• Data records

■ ■ ■

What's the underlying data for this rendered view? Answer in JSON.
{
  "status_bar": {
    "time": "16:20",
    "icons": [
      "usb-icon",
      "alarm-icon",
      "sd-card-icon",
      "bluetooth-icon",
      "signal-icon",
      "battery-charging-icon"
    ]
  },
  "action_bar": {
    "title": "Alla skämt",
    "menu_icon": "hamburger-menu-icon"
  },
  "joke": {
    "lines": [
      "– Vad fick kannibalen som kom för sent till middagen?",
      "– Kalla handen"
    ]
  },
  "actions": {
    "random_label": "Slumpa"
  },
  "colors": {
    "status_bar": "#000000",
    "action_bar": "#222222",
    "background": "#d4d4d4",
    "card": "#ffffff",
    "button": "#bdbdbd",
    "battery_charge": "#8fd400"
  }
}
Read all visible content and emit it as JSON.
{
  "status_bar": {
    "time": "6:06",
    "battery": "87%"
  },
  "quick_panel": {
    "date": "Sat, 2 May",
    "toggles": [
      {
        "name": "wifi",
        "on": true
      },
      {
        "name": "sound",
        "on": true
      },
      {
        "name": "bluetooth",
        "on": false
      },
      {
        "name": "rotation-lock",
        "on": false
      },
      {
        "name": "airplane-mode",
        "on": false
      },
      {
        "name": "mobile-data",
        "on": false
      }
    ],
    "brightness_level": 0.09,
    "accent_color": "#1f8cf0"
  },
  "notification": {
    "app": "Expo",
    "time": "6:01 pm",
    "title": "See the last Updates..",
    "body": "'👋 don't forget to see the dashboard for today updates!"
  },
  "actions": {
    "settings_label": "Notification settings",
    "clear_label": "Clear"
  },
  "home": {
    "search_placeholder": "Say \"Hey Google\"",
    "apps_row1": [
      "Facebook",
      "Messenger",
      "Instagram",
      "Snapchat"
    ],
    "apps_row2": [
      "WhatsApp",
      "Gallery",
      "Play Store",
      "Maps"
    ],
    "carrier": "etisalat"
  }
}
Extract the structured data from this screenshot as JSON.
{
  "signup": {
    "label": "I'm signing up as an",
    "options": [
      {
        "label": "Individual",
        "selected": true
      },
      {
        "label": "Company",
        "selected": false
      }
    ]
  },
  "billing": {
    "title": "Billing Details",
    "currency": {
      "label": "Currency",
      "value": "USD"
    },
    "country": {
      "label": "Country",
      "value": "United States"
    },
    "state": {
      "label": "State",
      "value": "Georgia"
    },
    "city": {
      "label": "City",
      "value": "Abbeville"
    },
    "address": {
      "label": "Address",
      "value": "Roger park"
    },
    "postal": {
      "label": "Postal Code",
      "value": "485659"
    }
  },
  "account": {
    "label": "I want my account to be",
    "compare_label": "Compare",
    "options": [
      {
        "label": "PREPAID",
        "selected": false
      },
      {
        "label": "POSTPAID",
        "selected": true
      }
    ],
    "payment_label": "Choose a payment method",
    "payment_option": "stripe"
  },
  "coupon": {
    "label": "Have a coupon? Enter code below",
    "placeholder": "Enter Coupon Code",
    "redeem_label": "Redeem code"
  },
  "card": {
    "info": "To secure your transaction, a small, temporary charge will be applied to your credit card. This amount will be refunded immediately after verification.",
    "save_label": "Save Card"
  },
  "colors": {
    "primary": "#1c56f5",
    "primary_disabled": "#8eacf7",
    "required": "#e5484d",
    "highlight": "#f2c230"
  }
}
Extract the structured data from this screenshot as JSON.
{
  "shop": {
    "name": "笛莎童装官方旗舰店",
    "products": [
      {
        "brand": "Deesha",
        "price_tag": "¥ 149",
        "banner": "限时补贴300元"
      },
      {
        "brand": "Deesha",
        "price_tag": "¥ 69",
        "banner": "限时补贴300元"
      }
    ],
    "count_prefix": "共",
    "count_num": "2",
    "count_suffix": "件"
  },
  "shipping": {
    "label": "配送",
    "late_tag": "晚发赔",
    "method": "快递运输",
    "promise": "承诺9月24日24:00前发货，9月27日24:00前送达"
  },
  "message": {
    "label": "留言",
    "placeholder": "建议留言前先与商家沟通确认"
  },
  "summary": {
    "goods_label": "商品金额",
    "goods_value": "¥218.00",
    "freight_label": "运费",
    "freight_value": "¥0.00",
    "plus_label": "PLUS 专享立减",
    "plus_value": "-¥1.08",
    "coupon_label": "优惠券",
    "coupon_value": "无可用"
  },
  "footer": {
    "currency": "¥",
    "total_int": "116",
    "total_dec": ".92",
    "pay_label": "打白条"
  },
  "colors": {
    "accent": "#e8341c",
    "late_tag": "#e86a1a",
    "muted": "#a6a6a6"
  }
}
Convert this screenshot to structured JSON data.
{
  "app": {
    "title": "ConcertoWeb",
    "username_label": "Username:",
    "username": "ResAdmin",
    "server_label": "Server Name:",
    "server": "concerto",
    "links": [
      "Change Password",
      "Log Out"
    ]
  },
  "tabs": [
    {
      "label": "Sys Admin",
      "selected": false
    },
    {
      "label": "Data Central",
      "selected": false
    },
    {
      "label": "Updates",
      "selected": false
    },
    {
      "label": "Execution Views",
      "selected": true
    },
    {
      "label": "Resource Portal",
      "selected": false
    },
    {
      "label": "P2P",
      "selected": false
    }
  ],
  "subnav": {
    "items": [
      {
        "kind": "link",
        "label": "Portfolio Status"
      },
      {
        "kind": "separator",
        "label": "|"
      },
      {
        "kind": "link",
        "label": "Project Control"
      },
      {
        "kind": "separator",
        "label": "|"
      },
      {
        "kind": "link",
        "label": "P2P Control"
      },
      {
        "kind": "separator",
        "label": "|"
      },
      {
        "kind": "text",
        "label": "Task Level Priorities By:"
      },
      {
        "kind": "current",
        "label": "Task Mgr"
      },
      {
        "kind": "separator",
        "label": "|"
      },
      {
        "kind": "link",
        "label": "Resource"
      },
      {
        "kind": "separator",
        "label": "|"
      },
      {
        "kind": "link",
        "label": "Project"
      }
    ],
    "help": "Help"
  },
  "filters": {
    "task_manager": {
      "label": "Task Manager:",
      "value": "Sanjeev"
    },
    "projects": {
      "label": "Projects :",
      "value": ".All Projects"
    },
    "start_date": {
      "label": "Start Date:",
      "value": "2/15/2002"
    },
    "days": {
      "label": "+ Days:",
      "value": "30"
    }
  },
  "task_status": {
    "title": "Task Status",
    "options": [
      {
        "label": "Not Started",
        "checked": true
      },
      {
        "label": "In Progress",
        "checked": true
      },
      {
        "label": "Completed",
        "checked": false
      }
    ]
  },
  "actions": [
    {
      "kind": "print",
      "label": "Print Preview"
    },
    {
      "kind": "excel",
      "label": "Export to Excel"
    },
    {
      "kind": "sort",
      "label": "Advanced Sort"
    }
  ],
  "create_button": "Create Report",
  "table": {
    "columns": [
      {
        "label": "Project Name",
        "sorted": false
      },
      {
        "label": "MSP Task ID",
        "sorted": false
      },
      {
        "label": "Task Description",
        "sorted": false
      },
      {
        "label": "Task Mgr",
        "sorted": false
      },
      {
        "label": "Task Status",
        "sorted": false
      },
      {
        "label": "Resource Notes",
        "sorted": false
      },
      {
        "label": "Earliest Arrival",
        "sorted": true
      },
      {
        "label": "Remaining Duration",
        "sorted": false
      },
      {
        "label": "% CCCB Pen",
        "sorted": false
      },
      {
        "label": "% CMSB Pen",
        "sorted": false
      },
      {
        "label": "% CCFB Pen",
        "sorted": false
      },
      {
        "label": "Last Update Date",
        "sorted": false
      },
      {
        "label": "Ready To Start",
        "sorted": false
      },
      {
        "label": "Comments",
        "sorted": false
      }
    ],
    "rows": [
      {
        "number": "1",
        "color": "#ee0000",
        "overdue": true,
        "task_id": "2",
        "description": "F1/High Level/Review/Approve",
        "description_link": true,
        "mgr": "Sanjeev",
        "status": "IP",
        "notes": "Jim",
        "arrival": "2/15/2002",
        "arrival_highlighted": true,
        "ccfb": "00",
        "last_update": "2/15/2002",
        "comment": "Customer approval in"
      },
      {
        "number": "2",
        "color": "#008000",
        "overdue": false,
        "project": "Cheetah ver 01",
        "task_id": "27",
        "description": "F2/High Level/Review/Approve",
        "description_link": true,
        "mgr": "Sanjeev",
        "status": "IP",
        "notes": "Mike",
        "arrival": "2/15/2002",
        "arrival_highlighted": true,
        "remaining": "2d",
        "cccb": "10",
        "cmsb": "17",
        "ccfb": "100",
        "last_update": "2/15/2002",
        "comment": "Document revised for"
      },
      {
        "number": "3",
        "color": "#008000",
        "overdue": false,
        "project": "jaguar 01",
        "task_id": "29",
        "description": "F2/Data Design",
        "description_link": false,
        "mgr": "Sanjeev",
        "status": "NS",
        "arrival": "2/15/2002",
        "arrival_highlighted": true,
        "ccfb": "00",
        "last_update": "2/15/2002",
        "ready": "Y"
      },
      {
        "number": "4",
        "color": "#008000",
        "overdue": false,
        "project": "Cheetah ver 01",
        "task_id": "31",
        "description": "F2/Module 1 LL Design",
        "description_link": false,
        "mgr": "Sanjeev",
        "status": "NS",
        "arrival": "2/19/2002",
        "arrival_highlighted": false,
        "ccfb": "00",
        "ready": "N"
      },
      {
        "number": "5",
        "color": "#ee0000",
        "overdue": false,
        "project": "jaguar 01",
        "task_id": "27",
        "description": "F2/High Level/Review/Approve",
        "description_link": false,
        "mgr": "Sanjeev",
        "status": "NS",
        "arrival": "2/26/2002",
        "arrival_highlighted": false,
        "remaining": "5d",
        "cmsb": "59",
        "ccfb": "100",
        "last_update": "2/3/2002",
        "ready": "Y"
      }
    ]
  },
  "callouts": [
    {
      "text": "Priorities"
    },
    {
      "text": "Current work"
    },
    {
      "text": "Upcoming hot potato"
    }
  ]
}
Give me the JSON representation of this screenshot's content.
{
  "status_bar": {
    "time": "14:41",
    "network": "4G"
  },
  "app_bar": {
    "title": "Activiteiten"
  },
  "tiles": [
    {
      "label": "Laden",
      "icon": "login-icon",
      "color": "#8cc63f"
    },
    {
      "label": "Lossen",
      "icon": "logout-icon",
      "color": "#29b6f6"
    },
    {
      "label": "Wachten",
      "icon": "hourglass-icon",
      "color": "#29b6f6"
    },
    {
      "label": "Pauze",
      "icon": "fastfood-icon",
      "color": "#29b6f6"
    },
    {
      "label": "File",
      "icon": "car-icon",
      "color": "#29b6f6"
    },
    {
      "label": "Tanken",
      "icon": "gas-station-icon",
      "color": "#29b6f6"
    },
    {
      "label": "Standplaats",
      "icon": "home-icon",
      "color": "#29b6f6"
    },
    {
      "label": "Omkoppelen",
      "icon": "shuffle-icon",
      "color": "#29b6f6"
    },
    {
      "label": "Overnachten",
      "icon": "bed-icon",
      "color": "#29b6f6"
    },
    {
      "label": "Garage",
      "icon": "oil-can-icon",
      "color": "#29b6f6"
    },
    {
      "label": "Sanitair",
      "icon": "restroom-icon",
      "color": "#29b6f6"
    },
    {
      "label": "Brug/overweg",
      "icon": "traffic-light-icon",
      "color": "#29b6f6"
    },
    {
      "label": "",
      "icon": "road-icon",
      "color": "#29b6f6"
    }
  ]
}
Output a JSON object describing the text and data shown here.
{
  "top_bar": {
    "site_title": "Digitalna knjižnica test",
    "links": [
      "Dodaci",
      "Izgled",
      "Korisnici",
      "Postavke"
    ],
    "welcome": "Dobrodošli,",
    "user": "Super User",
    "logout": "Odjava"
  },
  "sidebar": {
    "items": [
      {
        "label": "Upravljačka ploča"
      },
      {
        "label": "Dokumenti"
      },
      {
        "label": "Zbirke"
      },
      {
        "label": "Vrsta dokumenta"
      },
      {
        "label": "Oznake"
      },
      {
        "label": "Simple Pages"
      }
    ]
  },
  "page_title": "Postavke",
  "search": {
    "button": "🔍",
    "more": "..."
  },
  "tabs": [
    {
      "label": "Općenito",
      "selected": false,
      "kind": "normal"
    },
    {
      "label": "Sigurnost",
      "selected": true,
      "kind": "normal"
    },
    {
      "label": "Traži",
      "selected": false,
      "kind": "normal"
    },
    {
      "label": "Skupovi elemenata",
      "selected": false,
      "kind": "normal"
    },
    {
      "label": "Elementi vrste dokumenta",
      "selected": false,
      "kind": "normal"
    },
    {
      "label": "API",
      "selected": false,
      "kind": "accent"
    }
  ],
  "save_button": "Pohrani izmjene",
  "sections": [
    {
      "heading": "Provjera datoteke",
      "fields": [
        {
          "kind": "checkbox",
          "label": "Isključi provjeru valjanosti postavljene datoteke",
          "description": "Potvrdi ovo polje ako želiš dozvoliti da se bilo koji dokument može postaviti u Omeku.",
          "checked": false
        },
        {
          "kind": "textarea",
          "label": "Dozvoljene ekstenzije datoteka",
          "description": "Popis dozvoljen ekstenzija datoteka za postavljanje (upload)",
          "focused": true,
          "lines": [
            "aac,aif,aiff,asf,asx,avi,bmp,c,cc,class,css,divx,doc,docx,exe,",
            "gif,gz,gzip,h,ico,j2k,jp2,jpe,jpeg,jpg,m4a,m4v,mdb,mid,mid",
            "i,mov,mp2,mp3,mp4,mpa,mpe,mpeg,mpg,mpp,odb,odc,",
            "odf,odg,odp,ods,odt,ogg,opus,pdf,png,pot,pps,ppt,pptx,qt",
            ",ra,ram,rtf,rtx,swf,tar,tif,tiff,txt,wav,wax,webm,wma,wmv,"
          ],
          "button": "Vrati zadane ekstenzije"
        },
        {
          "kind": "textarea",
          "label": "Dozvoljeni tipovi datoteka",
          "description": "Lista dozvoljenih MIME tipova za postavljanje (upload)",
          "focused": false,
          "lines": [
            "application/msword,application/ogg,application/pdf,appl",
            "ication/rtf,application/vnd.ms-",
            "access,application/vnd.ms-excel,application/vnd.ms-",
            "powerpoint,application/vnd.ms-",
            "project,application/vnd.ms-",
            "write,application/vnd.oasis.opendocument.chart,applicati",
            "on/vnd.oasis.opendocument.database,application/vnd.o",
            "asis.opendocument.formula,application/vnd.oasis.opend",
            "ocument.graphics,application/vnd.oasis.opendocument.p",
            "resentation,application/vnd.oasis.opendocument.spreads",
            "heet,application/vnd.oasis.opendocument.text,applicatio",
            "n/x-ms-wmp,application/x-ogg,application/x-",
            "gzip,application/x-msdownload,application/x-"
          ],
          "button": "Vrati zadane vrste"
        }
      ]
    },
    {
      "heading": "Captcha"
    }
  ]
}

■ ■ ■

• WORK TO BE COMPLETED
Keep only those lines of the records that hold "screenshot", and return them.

• TASK ANSWER
Extract the structured data from this screenshot as JSON.
Extract the structured data from this screenshot as JSON.
Convert this screenshot to structured JSON data.
Give me the JSON representation of this screenshot's content.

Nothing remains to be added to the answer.